• Monitoring the health status of communities
o ChildCount+ uses SMS text messages to facilitate and coordinate the activities of community based healthcare providers, allowing them to register patients and report their health status by actively monitoring children for malnutrition, malaria, and other childhood illnesses.
• Creating social networks
o Sibesonke is a social networking service giving people the ability to chat, access classifieds and other data using only SMS and a basic cell phone with no Internet connectivity required. Brings the power of social to communities otherwise isolated from the Web.
• Identifying fake medicines
o mPedigree system empowers African patients to protect themselves from the fatal effects of counterfeit drugs. Program evolved into a voucher scheme to track supplies of malaria nets, creating a sustainable ecosystem involving retailers, suppliers, clinics and NGO’s.
What’s particularly fascinating about these relatively simple and straightforward mHealth solutions for the developing world is how they often roll back into simplified solutions in more technologically sophisticated environments. Social media platforms based on SMS have been extended to makeshift communities such as GeoChat, for instance, which utilise the cloud to crowdsource mobile handsets for crisis response, the basis for disaster response used in major cities today. We also see the convenience of SMS taken up in the UK with the NHS reporting excellent results from their Quit Smoking campaign, and Johnson &, Johnson’s “Text4Baby” showed substantial adoption in the States. Enabling text-driven 911 calls arose out of the 2007 Virginia Tech shootings where students were unable to use phones for fear of exposing themselves to their attacker, while researchers feel text-based emergency calling could lead to quicker response.

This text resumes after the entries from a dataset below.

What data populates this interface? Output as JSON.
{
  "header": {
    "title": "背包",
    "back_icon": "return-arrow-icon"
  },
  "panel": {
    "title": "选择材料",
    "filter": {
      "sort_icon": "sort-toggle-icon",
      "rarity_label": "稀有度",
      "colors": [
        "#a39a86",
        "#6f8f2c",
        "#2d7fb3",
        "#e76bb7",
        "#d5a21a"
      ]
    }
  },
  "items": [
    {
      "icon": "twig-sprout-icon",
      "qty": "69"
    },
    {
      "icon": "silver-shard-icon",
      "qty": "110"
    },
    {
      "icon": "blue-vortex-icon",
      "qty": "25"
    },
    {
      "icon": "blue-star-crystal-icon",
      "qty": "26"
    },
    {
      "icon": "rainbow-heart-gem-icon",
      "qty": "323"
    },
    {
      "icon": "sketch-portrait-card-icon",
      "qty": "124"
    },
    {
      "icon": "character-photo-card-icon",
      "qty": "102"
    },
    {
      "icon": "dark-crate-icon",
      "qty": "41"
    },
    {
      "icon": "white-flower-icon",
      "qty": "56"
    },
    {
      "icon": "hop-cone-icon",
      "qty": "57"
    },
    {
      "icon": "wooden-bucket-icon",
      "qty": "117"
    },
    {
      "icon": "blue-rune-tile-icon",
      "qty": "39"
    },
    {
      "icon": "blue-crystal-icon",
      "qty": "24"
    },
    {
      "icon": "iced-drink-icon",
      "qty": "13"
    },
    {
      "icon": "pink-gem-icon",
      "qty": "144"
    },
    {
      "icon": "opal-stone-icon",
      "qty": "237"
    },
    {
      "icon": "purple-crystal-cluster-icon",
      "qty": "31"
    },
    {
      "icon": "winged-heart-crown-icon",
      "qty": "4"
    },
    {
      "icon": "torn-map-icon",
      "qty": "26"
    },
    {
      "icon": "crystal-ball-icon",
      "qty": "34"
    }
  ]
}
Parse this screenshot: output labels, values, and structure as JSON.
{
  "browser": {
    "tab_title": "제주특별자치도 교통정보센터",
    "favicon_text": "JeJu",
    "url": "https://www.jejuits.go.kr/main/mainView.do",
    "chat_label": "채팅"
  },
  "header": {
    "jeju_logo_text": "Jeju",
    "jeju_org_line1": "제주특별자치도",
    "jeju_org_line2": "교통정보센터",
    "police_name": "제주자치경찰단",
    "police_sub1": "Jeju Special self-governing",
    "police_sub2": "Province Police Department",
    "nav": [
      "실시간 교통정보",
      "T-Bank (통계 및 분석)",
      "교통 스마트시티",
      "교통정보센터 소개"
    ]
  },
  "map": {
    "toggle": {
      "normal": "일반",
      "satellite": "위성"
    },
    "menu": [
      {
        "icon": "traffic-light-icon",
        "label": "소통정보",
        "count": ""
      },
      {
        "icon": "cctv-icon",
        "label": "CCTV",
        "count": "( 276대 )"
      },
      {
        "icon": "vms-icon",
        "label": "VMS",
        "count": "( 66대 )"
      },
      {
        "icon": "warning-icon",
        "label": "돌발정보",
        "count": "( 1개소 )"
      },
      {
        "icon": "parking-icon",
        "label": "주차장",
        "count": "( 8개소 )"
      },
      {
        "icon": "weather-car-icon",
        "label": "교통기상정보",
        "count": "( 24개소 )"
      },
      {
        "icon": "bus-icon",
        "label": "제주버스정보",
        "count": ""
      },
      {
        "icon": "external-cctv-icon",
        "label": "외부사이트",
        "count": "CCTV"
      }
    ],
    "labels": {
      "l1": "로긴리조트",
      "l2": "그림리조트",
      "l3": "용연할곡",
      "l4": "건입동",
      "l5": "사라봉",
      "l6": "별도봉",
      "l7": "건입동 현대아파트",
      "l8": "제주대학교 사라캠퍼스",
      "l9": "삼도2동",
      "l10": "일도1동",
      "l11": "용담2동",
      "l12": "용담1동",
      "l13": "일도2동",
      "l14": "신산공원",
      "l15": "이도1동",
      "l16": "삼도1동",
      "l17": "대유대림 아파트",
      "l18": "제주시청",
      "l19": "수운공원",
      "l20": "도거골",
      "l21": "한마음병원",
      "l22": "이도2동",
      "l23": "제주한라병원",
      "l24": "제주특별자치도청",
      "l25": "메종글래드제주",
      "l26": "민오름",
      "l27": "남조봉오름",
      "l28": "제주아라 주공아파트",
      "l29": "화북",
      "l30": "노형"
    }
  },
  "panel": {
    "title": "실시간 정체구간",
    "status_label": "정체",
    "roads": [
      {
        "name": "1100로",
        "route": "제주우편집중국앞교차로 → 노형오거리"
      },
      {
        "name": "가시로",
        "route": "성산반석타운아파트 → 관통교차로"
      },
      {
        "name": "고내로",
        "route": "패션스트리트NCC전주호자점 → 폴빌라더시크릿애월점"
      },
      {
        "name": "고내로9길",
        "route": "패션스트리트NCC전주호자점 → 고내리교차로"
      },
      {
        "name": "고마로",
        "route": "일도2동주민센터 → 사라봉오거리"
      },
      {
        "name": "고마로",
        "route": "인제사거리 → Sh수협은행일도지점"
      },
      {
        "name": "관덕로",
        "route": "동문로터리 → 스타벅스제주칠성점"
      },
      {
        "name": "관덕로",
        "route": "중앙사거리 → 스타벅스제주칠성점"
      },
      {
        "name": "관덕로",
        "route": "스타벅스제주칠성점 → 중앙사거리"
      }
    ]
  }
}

“…we owe the elegance and simplicity of these solutions to non-profit innovators struggling to improve the access and quality of healthcare in under-developed countries throughout the world.”
Interestingly enough we owe the elegance and simplicity of these solutions to non-profit innovators struggling to improve the access and quality of healthcare in under-served countries throughout the world. For those of us working and consulting in the field of mHealth the lesson is powerful: the success or failure of an mHealth initiative isn’t necessarily dependent on the technology, most importantly, the needs of the user—ultimately the patient—are key, and systems that are simple, intuitive, and easy to learn and use stand the greatest chance for adoption and positive impact.
Part 4 of this series will be published in September
About the authors:
Michelle Petersen is founder of The Healthinnovations community. Blogger, freelance healthcare journalist and healthcare communications specialist, Michelle is a specialist consultant on large scale pharma events sales &, communications. You can follow her at @shelleypetersen, or filter the hashtag #healthinnovations for the latest tweets related to all things healthcare communications, innovations, and mhealth.
Michael Spitz is VP of Digital Strategy at Ignite Health, with offices located in New York City, New York, and Irvine, California. Spitz combines his passion for technology with more than 15 years of clinical content expertise to help engineer healthcare communications solutions across numerous treatment areas for many of the pharmaceutical industry’s major companies. Follow @SpitzStrategy on Twitter for his daily – often hourly – updates on all things digital for the ultimate benefit of patients worldwide.
How might simple systems solve complex healthcare issues?